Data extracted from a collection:
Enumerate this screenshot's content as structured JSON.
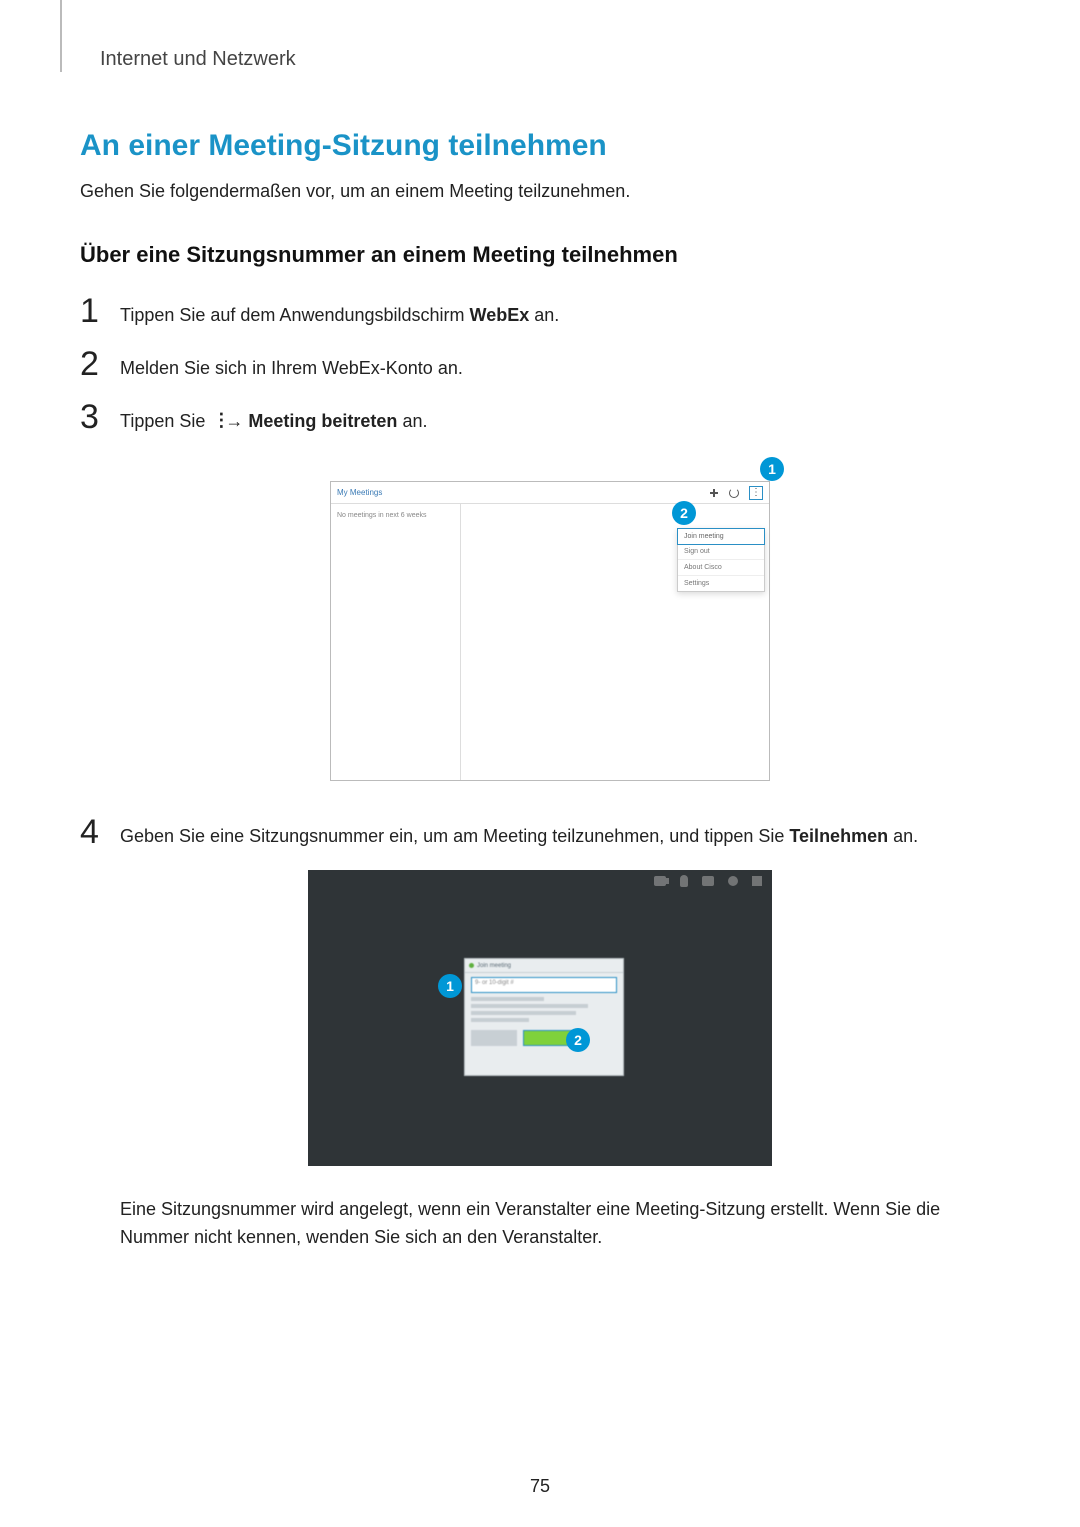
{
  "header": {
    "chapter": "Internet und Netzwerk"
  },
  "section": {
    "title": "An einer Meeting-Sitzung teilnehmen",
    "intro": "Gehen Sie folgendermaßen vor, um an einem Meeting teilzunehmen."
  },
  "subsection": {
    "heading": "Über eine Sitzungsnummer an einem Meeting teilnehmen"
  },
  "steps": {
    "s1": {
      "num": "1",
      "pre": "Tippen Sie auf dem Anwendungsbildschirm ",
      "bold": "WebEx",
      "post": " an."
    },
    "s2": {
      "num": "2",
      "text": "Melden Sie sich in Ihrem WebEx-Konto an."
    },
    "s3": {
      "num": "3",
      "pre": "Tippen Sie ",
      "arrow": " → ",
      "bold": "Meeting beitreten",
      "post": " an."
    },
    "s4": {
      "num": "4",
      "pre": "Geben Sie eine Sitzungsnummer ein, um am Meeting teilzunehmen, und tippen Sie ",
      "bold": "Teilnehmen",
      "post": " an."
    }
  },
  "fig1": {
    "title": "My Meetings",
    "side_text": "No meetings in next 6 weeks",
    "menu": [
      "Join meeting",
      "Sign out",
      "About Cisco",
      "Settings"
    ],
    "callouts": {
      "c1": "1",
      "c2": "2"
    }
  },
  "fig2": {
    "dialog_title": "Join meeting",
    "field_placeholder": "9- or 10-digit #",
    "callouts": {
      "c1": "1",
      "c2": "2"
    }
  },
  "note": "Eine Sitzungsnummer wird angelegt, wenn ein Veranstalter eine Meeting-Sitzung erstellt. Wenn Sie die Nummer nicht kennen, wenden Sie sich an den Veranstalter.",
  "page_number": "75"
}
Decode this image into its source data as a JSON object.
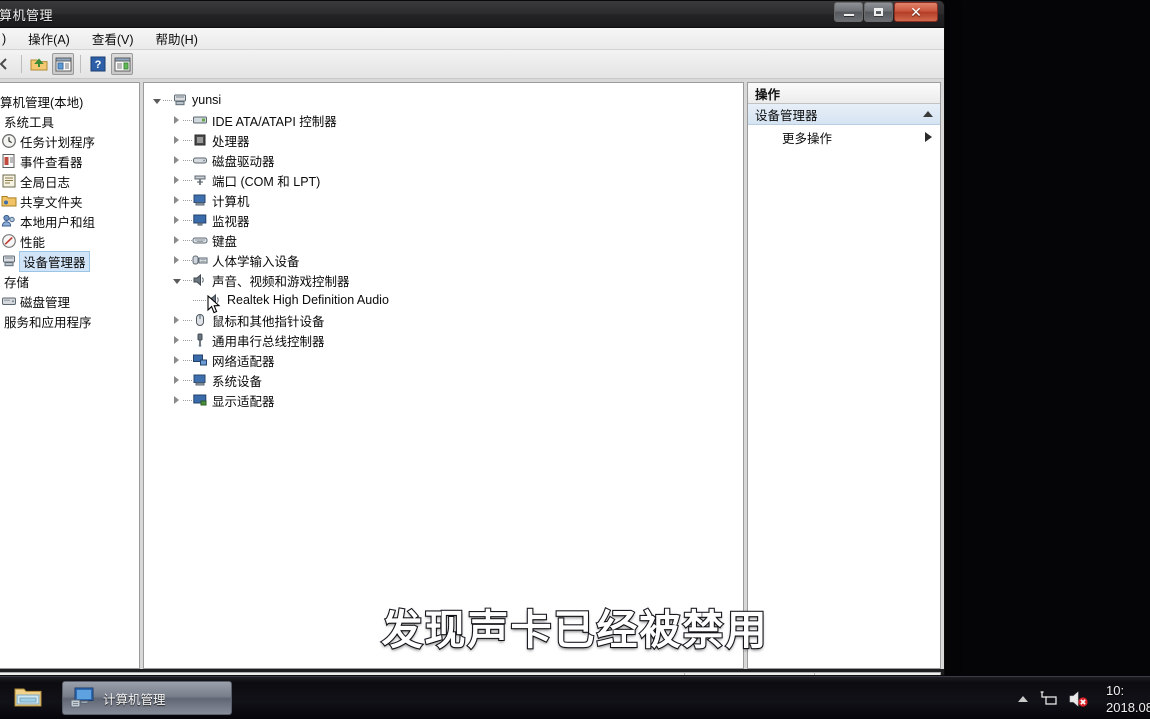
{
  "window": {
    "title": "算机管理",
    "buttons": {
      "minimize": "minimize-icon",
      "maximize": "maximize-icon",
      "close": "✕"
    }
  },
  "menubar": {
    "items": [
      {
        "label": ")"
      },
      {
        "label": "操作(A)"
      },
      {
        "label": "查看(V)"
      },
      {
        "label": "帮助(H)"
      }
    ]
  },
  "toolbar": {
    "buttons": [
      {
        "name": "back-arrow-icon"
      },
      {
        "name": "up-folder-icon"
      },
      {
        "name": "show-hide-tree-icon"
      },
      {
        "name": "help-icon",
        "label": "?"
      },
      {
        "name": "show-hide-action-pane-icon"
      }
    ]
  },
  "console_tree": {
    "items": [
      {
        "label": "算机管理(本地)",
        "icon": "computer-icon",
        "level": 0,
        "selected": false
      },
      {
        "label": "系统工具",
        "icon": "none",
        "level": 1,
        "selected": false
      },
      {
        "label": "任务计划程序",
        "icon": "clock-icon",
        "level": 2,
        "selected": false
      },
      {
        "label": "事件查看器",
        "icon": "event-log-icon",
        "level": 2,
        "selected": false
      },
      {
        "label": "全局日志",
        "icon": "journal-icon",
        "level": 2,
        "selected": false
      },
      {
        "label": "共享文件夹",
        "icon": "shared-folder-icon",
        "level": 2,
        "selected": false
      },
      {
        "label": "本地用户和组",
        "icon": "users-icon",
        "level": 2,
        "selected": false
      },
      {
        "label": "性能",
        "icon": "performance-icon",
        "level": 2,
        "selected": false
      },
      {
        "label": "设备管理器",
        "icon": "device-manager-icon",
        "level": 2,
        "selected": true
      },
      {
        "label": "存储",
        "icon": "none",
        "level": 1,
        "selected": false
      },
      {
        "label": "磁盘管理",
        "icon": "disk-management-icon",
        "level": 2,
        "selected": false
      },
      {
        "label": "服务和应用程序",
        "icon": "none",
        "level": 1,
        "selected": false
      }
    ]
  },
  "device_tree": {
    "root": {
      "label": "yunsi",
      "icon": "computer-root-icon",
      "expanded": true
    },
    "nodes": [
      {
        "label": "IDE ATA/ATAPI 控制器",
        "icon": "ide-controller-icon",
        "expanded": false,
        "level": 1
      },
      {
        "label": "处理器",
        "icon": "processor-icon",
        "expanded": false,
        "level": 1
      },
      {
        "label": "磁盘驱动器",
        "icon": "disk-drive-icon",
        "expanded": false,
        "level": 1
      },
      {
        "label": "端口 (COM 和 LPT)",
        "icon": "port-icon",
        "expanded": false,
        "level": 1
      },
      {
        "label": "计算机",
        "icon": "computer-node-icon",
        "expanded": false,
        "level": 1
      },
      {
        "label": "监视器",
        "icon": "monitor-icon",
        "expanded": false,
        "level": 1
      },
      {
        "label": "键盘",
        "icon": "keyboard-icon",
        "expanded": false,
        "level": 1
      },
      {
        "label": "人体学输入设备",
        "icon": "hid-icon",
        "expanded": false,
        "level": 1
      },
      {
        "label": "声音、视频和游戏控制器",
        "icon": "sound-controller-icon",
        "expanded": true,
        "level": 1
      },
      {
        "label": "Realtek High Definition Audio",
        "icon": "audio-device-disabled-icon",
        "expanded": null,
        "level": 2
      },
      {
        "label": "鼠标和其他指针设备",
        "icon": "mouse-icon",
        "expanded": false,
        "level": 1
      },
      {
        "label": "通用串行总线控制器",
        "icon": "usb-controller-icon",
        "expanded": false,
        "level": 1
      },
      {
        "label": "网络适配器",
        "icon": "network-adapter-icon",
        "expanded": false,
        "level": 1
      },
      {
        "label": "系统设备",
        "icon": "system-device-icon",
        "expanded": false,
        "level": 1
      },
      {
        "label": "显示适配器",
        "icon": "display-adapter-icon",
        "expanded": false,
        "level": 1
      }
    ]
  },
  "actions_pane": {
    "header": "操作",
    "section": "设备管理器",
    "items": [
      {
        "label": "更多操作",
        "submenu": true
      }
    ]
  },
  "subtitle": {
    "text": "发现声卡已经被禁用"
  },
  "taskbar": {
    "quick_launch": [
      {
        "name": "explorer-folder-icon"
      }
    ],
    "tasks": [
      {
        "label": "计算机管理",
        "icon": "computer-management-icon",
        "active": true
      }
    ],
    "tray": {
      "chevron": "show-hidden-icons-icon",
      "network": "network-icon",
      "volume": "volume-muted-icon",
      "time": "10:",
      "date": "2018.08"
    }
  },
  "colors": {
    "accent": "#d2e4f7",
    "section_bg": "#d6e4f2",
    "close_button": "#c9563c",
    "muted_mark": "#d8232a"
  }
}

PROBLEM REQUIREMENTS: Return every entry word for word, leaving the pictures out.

TASK ANSWER:
Enumerate this screenshot's content as structured JSON.
{
  "header": {
    "chapter": "Internet und Netzwerk"
  },
  "section": {
    "title": "An einer Meeting-Sitzung teilnehmen",
    "intro": "Gehen Sie folgendermaßen vor, um an einem Meeting teilzunehmen."
  },
  "subsection": {
    "heading": "Über eine Sitzungsnummer an einem Meeting teilnehmen"
  },
  "steps": {
    "s1": {
      "num": "1",
      "pre": "Tippen Sie auf dem Anwendungsbildschirm ",
      "bold": "WebEx",
      "post": " an."
    },
    "s2": {
      "num": "2",
      "text": "Melden Sie sich in Ihrem WebEx-Konto an."
    },
    "s3": {
      "num": "3",
      "pre": "Tippen Sie ",
      "arrow": " → ",
      "bold": "Meeting beitreten",
      "post": " an."
    },
    "s4": {
      "num": "4",
      "pre": "Geben Sie eine Sitzungsnummer ein, um am Meeting teilzunehmen, und tippen Sie ",
      "bold": "Teilnehmen",
      "post": " an."
    }
  },
  "fig1": {
    "title": "My Meetings",
    "side_text": "No meetings in next 6 weeks",
    "menu": [
      "Join meeting",
      "Sign out",
      "About Cisco",
      "Settings"
    ],
    "callouts": {
      "c1": "1",
      "c2": "2"
    }
  },
  "fig2": {
    "dialog_title": "Join meeting",
    "field_placeholder": "9- or 10-digit #",
    "callouts": {
      "c1": "1",
      "c2": "2"
    }
  },
  "note": "Eine Sitzungsnummer wird angelegt, wenn ein Veranstalter eine Meeting-Sitzung erstellt. Wenn Sie die Nummer nicht kennen, wenden Sie sich an den Veranstalter.",
  "page_number": "75"
}
Decode this image into its source data as a JSON object.
{
  "window": {
    "title": "算机管理",
    "buttons": {
      "minimize": "minimize-icon",
      "maximize": "maximize-icon",
      "close": "✕"
    }
  },
  "menubar": {
    "items": [
      {
        "label": ")"
      },
      {
        "label": "操作(A)"
      },
      {
        "label": "查看(V)"
      },
      {
        "label": "帮助(H)"
      }
    ]
  },
  "toolbar": {
    "buttons": [
      {
        "name": "back-arrow-icon"
      },
      {
        "name": "up-folder-icon"
      },
      {
        "name": "show-hide-tree-icon"
      },
      {
        "name": "help-icon",
        "label": "?"
      },
      {
        "name": "show-hide-action-pane-icon"
      }
    ]
  },
  "console_tree": {
    "items": [
      {
        "label": "算机管理(本地)",
        "icon": "computer-icon",
        "level": 0,
        "selected": false
      },
      {
        "label": "系统工具",
        "icon": "none",
        "level": 1,
        "selected": false
      },
      {
        "label": "任务计划程序",
        "icon": "clock-icon",
        "level": 2,
        "selected": false
      },
      {
        "label": "事件查看器",
        "icon": "event-log-icon",
        "level": 2,
        "selected": false
      },
      {
        "label": "全局日志",
        "icon": "journal-icon",
        "level": 2,
        "selected": false
      },
      {
        "label": "共享文件夹",
        "icon": "shared-folder-icon",
        "level": 2,
        "selected": false
      },
      {
        "label": "本地用户和组",
        "icon": "users-icon",
        "level": 2,
        "selected": false
      },
      {
        "label": "性能",
        "icon": "performance-icon",
        "level": 2,
        "selected": false
      },
      {
        "label": "设备管理器",
        "icon": "device-manager-icon",
        "level": 2,
        "selected": true
      },
      {
        "label": "存储",
        "icon": "none",
        "level": 1,
        "selected": false
      },
      {
        "label": "磁盘管理",
        "icon": "disk-management-icon",
        "level": 2,
        "selected": false
      },
      {
        "label": "服务和应用程序",
        "icon": "none",
        "level": 1,
        "selected": false
      }
    ]
  },
  "device_tree": {
    "root": {
      "label": "yunsi",
      "icon": "computer-root-icon",
      "expanded": true
    },
    "nodes": [
      {
        "label": "IDE ATA/ATAPI 控制器",
        "icon": "ide-controller-icon",
        "expanded": false,
        "level": 1
      },
      {
        "label": "处理器",
        "icon": "processor-icon",
        "expanded": false,
        "level": 1
      },
      {
        "label": "磁盘驱动器",
        "icon": "disk-drive-icon",
        "expanded": false,
        "level": 1
      },
      {
        "label": "端口 (COM 和 LPT)",
        "icon": "port-icon",
        "expanded": false,
        "level": 1
      },
      {
        "label": "计算机",
        "icon": "computer-node-icon",
        "expanded": false,
        "level": 1
      },
      {
        "label": "监视器",
        "icon": "monitor-icon",
        "expanded": false,
        "level": 1
      },
      {
        "label": "键盘",
        "icon": "keyboard-icon",
        "expanded": false,
        "level": 1
      },
      {
        "label": "人体学输入设备",
        "icon": "hid-icon",
        "expanded": false,
        "level": 1
      },
      {
        "label": "声音、视频和游戏控制器",
        "icon": "sound-controller-icon",
        "expanded": true,
        "level": 1
      },
      {
        "label": "Realtek High Definition Audio",
        "icon": "audio-device-disabled-icon",
        "expanded": null,
        "level": 2
      },
      {
        "label": "鼠标和其他指针设备",
        "icon": "mouse-icon",
        "expanded": false,
        "level": 1
      },
      {
        "label": "通用串行总线控制器",
        "icon": "usb-controller-icon",
        "expanded": false,
        "level": 1
      },
      {
        "label": "网络适配器",
        "icon": "network-adapter-icon",
        "expanded": false,
        "level": 1
      },
      {
        "label": "系统设备",
        "icon": "system-device-icon",
        "expanded": false,
        "level": 1
      },
      {
        "label": "显示适配器",
        "icon": "display-adapter-icon",
        "expanded": false,
        "level": 1
      }
    ]
  },
  "actions_pane": {
    "header": "操作",
    "section": "设备管理器",
    "items": [
      {
        "label": "更多操作",
        "submenu": true
      }
    ]
  },
  "subtitle": {
    "text": "发现声卡已经被禁用"
  },
  "taskbar": {
    "quick_launch": [
      {
        "name": "explorer-folder-icon"
      }
    ],
    "tasks": [
      {
        "label": "计算机管理",
        "icon": "computer-management-icon",
        "active": true
      }
    ],
    "tray": {
      "chevron": "show-hidden-icons-icon",
      "network": "network-icon",
      "volume": "volume-muted-icon",
      "time": "10:",
      "date": "2018.08"
    }
  },
  "colors": {
    "accent": "#d2e4f7",
    "section_bg": "#d6e4f2",
    "close_button": "#c9563c",
    "muted_mark": "#d8232a"
  }
}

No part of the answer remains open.